y Our potency made good,] i. e. They to whom I have yielded my power and authority, yielding me the ability to dispense it in this instance, take thy reward.-STEEVENS.
Five days we do allot thee, for provision
Upon our kingdom: if, on the tenth day following,
This shall not be revok'd.
Kent. Fare thee well, king: since thus thou wilt appear, Freedom lives hence, and banishment is here.
The gods to their dear shelter take thee maid,
That justly think'st, and hast most rightly said!—
[To REGAN and GONERIL.
That good effects may spring from words of love.—
Re-enter GLOSTER; with FRANCE, BURGUNDY, and
Glo. Here's France and Burgundy, my noble lord.
We first address towards you, who with this king
Or cease your quest of love?"
Most royal majesty, I crave no more than hath your highness offer'd,
Nor will you tender less.
Right noble Burgundy,
When she was dear to us, we did hold her so;
But now her price is fall'n: Sir, there she stands;
If aught within that little, seeming¶ substance,
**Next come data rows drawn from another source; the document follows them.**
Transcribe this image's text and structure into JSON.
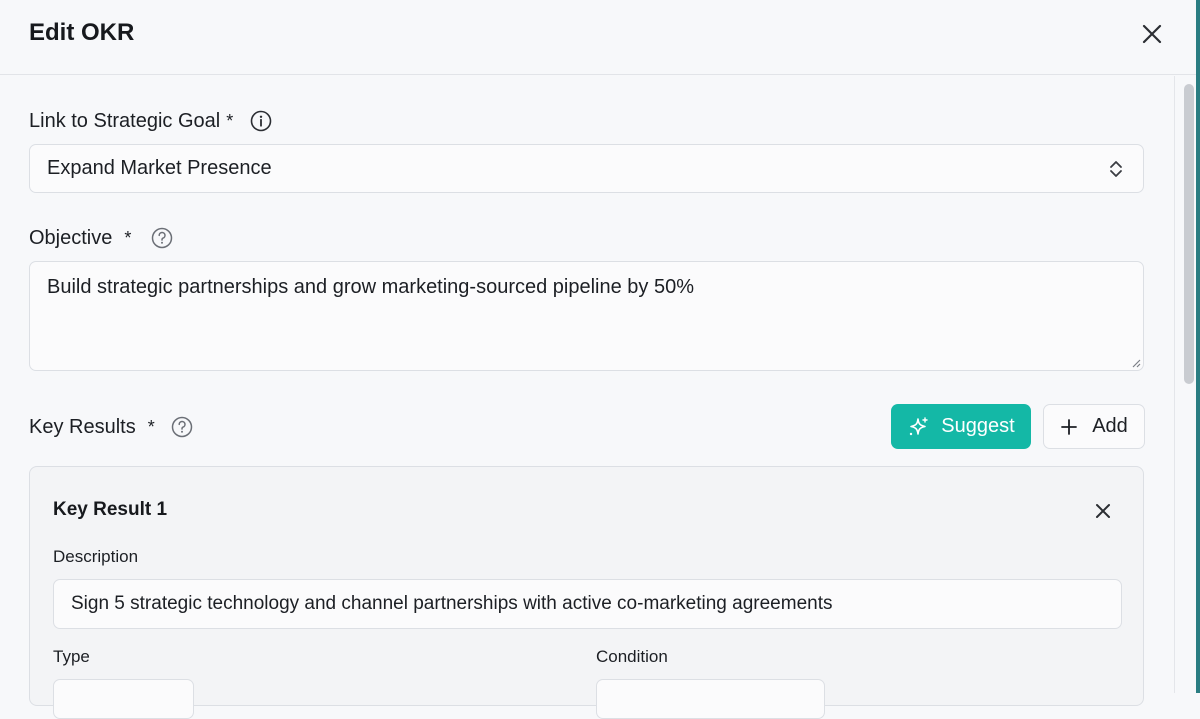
{
  "dialog": {
    "title": "Edit OKR",
    "close_icon": "close-icon"
  },
  "strategic_goal": {
    "label": "Link to Strategic Goal",
    "required_marker": "*",
    "info_icon": "info-icon",
    "selected_value": "Expand Market Presence"
  },
  "objective": {
    "label": "Objective",
    "required_marker": "*",
    "help_icon": "help-icon",
    "value": "Build strategic partnerships and grow marketing-sourced pipeline by 50%"
  },
  "key_results": {
    "label": "Key Results",
    "required_marker": "*",
    "help_icon": "help-icon",
    "suggest_label": "Suggest",
    "add_label": "Add",
    "accent_color": "#14b8a6",
    "items": [
      {
        "title": "Key Result 1",
        "description_label": "Description",
        "description_value": "Sign 5 strategic technology and channel partnerships with active co-marketing agreements",
        "type_label": "Type",
        "condition_label": "Condition"
      }
    ]
  }
}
Or all of it, with our displeasure piec'd,
— by Jupiter,] Shakspeare makes his Lear too much a mythologist: he bad Hecate and Apollo before.-JOHNSON.
a He'll shape his old course— -] He will follow his old maxims; he will continue to act upon the same principles.-JOHNSON.
quest of love?] i. e. Amorous expedition. The term originated from Romance. A quest was the expedition in which a knight was engaged.— STEEVENS.